I asked about cellulose one time and as I recall, it is what is used to make vegetarian gelatin capsules (as in taking powdered herbs, etc in capsule form). The alternative form would be traditional natural bovine gelatin which is made from boiled animal bones, which are much healthier. I'm not totally 100% positive I remember that correctly but I did ask a pharmacist and that's what I remember and understood since I learned about the process in a nutritional course. Many times I open the vegetarian capsules which have more of a harder plastic like feeling than bovine and stir the contents into juice. Sad to see the older healthier methods outdated in favor of a cheaper to made product.

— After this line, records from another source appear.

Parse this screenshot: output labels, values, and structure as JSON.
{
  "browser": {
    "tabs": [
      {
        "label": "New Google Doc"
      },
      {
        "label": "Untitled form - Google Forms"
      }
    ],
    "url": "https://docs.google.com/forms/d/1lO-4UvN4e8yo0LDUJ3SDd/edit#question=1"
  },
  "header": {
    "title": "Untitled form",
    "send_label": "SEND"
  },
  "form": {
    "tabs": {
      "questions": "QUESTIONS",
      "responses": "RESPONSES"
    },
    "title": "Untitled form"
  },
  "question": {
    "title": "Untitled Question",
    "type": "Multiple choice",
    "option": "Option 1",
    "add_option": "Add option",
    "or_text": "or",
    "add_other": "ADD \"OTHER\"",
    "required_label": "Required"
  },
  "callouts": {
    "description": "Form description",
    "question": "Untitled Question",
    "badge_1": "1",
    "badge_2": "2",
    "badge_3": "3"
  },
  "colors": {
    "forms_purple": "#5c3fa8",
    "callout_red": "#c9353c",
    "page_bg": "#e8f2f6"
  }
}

I like the idea of powdered BHT for maximizing its absorption in the absence of fat. Cellulose is a filler, as Oscar writes, but it is also an anti-caking agent, which would keep the BHT from gluing itself back together. This happens naturally when BHT is warmed up too far. Even a UPS truck sitting in the summer sun can get hot enough to fuse BHT, powder or granules. But BHT also gets compressed in capsule-filling machines, which use mechanical screws to pack the powders into capsules. This will partially fuse BHT, unless you use an anti-caking agent. Cellulose is a fiber which only a few people contaminated with termite microbes can digest. So most people do not have a problem with it. Veggie-caps are made from methyl-cellulose, which is slightly different. There is one situation where powdered BHT is not the best choice: viral diseases of the gut, particularly the colon. One person with intestinal CMV was cured by coarse BHT made by pouring molten BHT into cracked ice. She was able to see undissolved BHT nuggets in the toilet, which was the goal: to have BHT present all the way down the GI tract. Her doctors had tried the gamut of antiviral drugs and had given up, stating that she should get her affairs in order. But three days on coarse-granular BHT had her chronic diarrhea resolving completely. Frankly, I was surprised by how well it worked.

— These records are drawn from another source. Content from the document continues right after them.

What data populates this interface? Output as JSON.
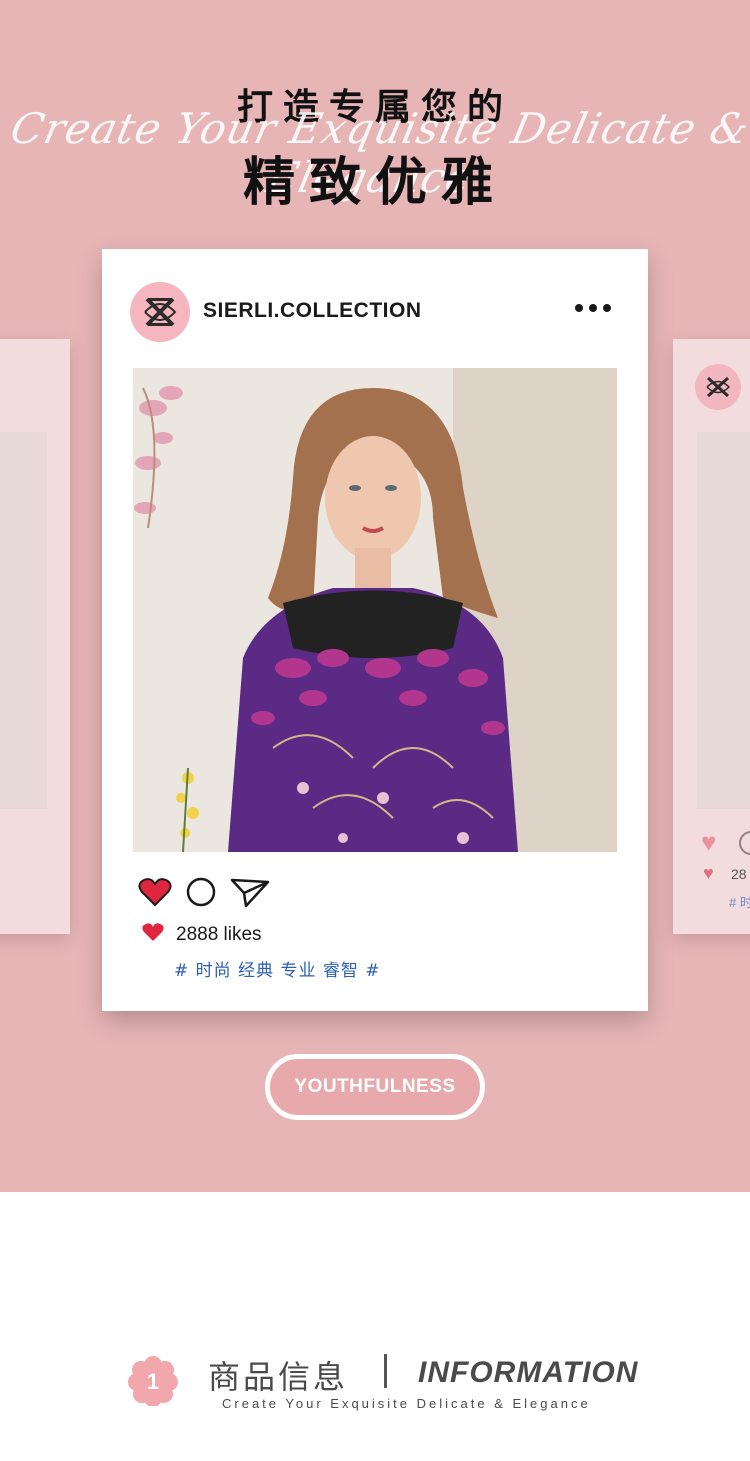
{
  "hero": {
    "title_line1": "打造专属您的",
    "script_text": "Create Your Exquisite Delicate & Elegance",
    "title_line2": "精致优雅",
    "background_color": "#e8b5b7"
  },
  "post": {
    "brand": "SIERLI.COLLECTION",
    "logo_icon": "sierli-logo-icon",
    "more_icon": "more-dots-icon",
    "likes": "2888 likes",
    "tags": "# 时尚 经典 专业 睿智 #",
    "action_icons": [
      "heart-icon",
      "comment-circle-icon",
      "send-icon"
    ]
  },
  "side_card": {
    "likes_partial": "28",
    "tags_partial": "# 时"
  },
  "badge": {
    "label": "YOUTHFULNESS"
  },
  "info": {
    "number": "1",
    "title_cn": "商品信息",
    "title_en": "INFORMATION",
    "subtitle": "Create Your Exquisite Delicate & Elegance"
  },
  "colors": {
    "accent_pink": "#e8a9ad",
    "heart_red": "#e0253f",
    "tag_blue": "#2b5fb8"
  }
}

On other site, exactly that BHT from wholesail nutrition was recomended to buy. So now I am confused, which of the BHT should I buy? I prefer pure one. Or crystals are more powerfull? Thanks
Hello and thank you for this post. Do you know the process of how to make BHT molten and then pour it into ice? I have a family member that has chronic viral infection of the gut and I think this method would help. Just unsure of how to get the BHT molten and then how to use it with ice. If possible, please clarify the procedure or technique. Much appreciated!
Put BHT crystals in a double boiler and heat until it liquifies. Then pour it into cracked ice. That's what I did. I've also done it with a microwave oven, but you have to be careful not to use too much power.
You could also pour the molten BHT onto a flat surface and then break it up after it has solidified in a layer. Some people have poured molten BHT into gelatin or methylcellulose capsules to avoid tasting it.
I think you could pour molten BHT into refrigerator-cold water and have it solidify rather quickly. The slower you pour it, the thinner the stream. And the lower the temperature of the molten BHT, the faster it will solidify.
BHT melts at 158F (70C), which is well below the boiling temperature of water. So the double-boiler works great.
The purest BHT is food grade bulk BHT, which several online vendors sell. No binders, fillers or excipients at all. However, food-grade BHT can have a half-percent impurity, which when taking gram quantities amounts to milligrams of non-BHT compounds. There is a relatively simple way to make these trace impurities less absorbable: add activated charcoal to your BHT. It makes the BHT taste like charcoal briquettes, so you might want to crush it up and put it into gelatin capsules. Use food-grade or pharmaceutical charcoal. The charcoal has a high surface area which will equally attract the impurities AND the BHT. But since BHT is plentiful and the impurities not, the impurities are more likely to be bound to the charcoal. It's a bit messy, but nothing that you cannot do in your kitchen.